** RECORDS PROVIDED follows **

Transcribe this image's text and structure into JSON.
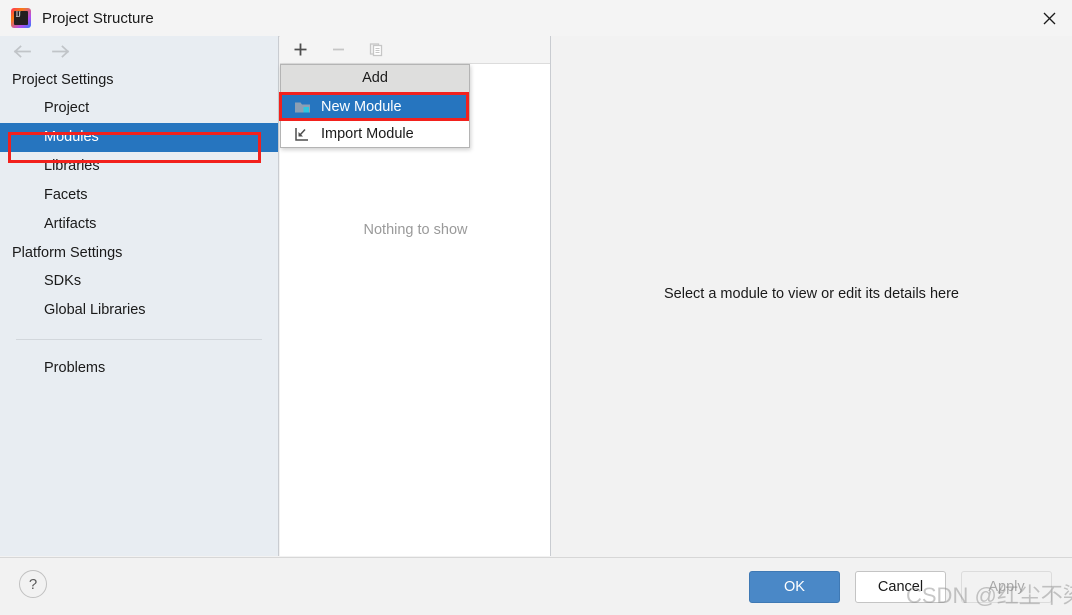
{
  "window": {
    "title": "Project Structure",
    "logo_text": "IJ",
    "close_icon": "close-icon"
  },
  "nav": {
    "back_icon": "arrow-left-icon",
    "forward_icon": "arrow-right-icon"
  },
  "sidebar": {
    "groups": [
      {
        "label": "Project Settings",
        "items": [
          {
            "label": "Project",
            "selected": false
          },
          {
            "label": "Modules",
            "selected": true
          },
          {
            "label": "Libraries",
            "selected": false
          },
          {
            "label": "Facets",
            "selected": false
          },
          {
            "label": "Artifacts",
            "selected": false
          }
        ]
      },
      {
        "label": "Platform Settings",
        "items": [
          {
            "label": "SDKs",
            "selected": false
          },
          {
            "label": "Global Libraries",
            "selected": false
          }
        ]
      }
    ],
    "problems": {
      "label": "Problems"
    }
  },
  "center": {
    "toolbar": [
      {
        "name": "add-button",
        "icon": "plus-icon",
        "enabled": true
      },
      {
        "name": "remove-button",
        "icon": "minus-icon",
        "enabled": false
      },
      {
        "name": "copy-button",
        "icon": "copy-icon",
        "enabled": false
      }
    ],
    "empty_text": "Nothing to show"
  },
  "detail": {
    "hint_text": "Select a module to view or edit its details here"
  },
  "add_menu": {
    "title": "Add",
    "items": [
      {
        "label": "New Module",
        "icon": "new-module-folder-icon",
        "highlighted": true
      },
      {
        "label": "Import Module",
        "icon": "import-module-icon",
        "highlighted": false
      }
    ]
  },
  "footer": {
    "help_label": "?",
    "ok_label": "OK",
    "cancel_label": "Cancel",
    "apply_label": "Apply"
  },
  "watermark": {
    "text": "CSDN @红尘不染"
  },
  "colors": {
    "accent_selection": "#2675bf",
    "annotation_red": "#f2211d",
    "ok_button": "#4a88c7",
    "sidebar_bg": "#e8edf2"
  }
}
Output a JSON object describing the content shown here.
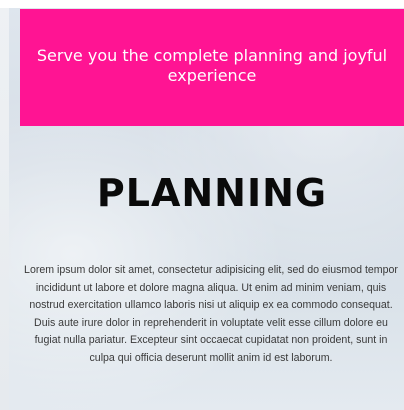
{
  "banner": {
    "text": "Serve you the complete planning and joyful experience"
  },
  "section": {
    "title": "PLANNING",
    "body": "Lorem ipsum dolor sit amet, consectetur adipisicing elit, sed do eiusmod tempor incididunt ut labore et dolore magna aliqua. Ut enim ad minim veniam, quis nostrud exercitation ullamco laboris nisi ut aliquip ex ea commodo consequat. Duis aute irure dolor in reprehenderit in voluptate velit esse cillum dolore eu fugiat nulla pariatur. Excepteur sint occaecat cupidatat non proident, sunt in culpa qui officia deserunt mollit anim id est laborum."
  },
  "colors": {
    "banner_bg": "#ff1493",
    "banner_text": "#ffffff",
    "title": "#0a0a0a",
    "body_text": "#3a3a3a"
  }
}
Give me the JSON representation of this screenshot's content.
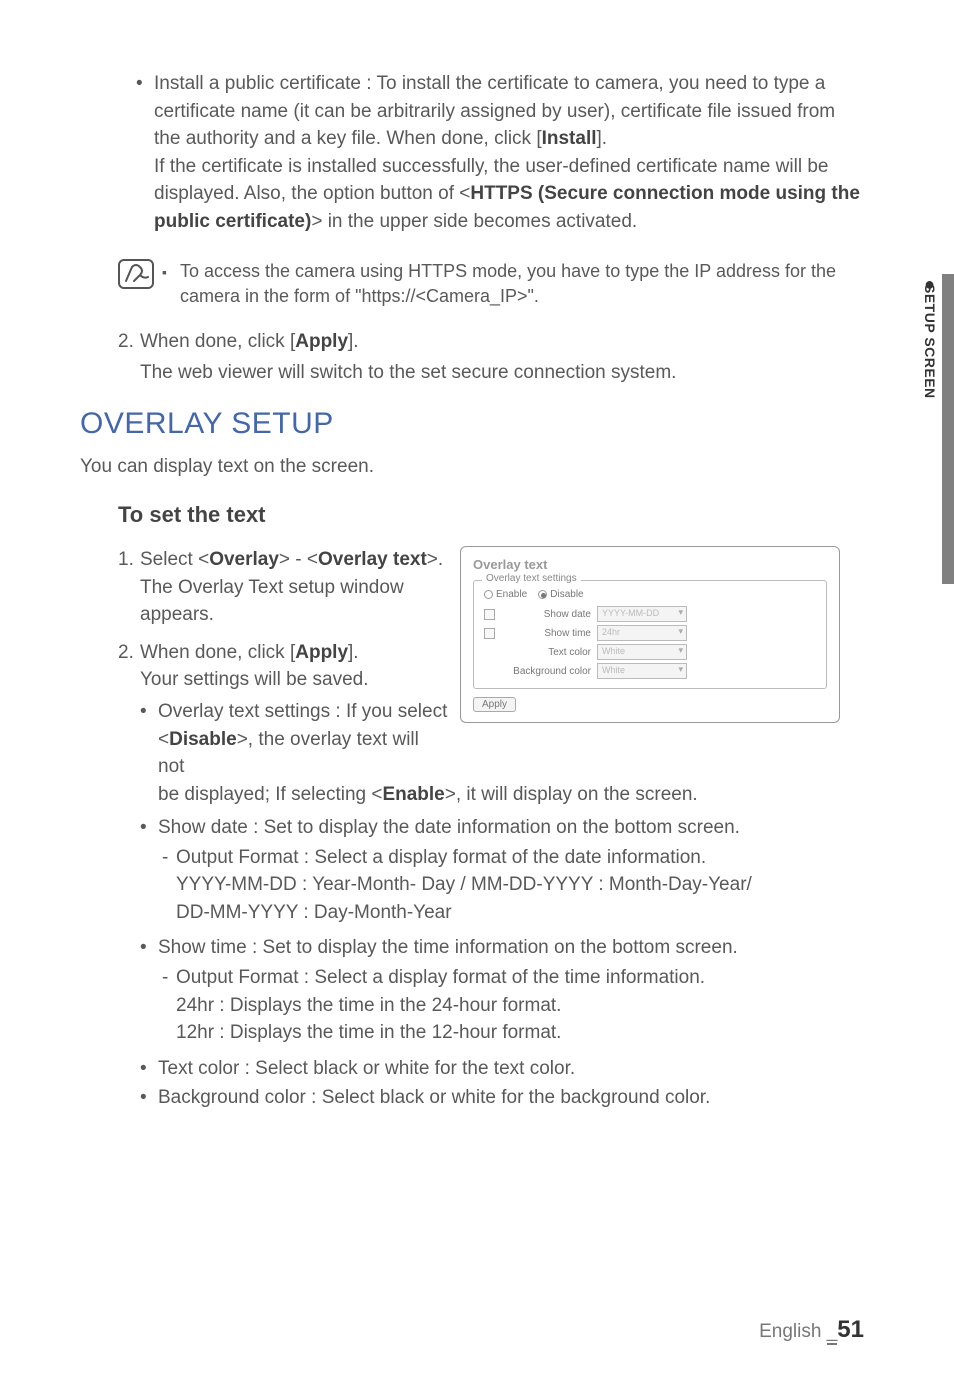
{
  "sidetab": {
    "label": "SETUP SCREEN"
  },
  "top_bullet": {
    "l1": "Install a public certificate : To install the certificate to camera, you need to type a certificate name (it can be arbitrarily assigned by user), certificate file issued from the authority and a key file. When done, click [",
    "l1b": "Install",
    "l1c": "].",
    "l2a": "If the certificate is installed successfully, the user-defined certificate name will be displayed. Also, the option button of <",
    "l2b": "HTTPS (Secure connection mode using the public certificate)",
    "l2c": "> in the upper side becomes activated."
  },
  "note": {
    "text": "To access the camera using HTTPS mode, you have to type the IP address for the camera in the form of \"https://<Camera_IP>\"."
  },
  "step2a": {
    "num": "2.",
    "a": "When done, click [",
    "b": "Apply",
    "c": "]."
  },
  "step2a_sub": "The web viewer will switch to the set secure connection system.",
  "h1": "OVERLAY SETUP",
  "intro": "You can display text on the screen.",
  "h2": "To set the text",
  "ol": {
    "s1": {
      "num": "1.",
      "a": "Select <",
      "b": "Overlay",
      "c": "> - <",
      "d": "Overlay text",
      "e": ">.",
      "sub": "The Overlay Text setup window appears."
    },
    "s2": {
      "num": "2.",
      "a": "When done, click [",
      "b": "Apply",
      "c": "].",
      "sub": "Your settings will be saved."
    }
  },
  "screenshot": {
    "title": "Overlay text",
    "legend": "Overlay text settings",
    "radio_enable": "Enable",
    "radio_disable": "Disable",
    "rows": {
      "show_date": {
        "label": "Show date",
        "value": "YYYY-MM-DD"
      },
      "show_time": {
        "label": "Show time",
        "value": "24hr"
      },
      "text_color": {
        "label": "Text color",
        "value": "White"
      },
      "bg_color": {
        "label": "Background color",
        "value": "White"
      }
    },
    "apply": "Apply"
  },
  "sub_bullets": {
    "b1": {
      "a": "Overlay text settings : If you select <",
      "b": "Disable",
      "c": ">, the overlay text will not be displayed; If selecting <",
      "d": "Enable",
      "e": ">, it will display on the screen."
    },
    "b2": "Show date : Set to display the date information on the bottom screen.",
    "b2d": {
      "a": "Output Format : Select a display format of the date information.",
      "b": "YYYY-MM-DD : Year-Month- Day / MM-DD-YYYY : Month-Day-Year/",
      "c": "DD-MM-YYYY : Day-Month-Year"
    },
    "b3": "Show time : Set to display the time information on the bottom screen.",
    "b3d": {
      "a": "Output Format : Select a display format of the time information.",
      "b": "24hr : Displays the time in the 24-hour format.",
      "c": "12hr : Displays the time in the 12-hour format."
    },
    "b4": "Text color : Select black or white for the text color.",
    "b5": "Background color : Select black or white for the background color."
  },
  "footer": {
    "lang": "English",
    "sep": "_",
    "page": "51"
  }
}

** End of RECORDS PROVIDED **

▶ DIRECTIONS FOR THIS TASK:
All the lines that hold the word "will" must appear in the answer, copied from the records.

▶ THE COMPLETED TASK:
    "l2a": "If the certificate is installed successfully, the user-defined certificate name will be displayed. Also, the option button of <",
  "step2a_sub": "The web viewer will switch to the set secure connection system.",
      "sub": "Your settings will be saved."
      "c": ">, the overlay text will not be displayed; If selecting <",
      "e": ">, it will display on the screen."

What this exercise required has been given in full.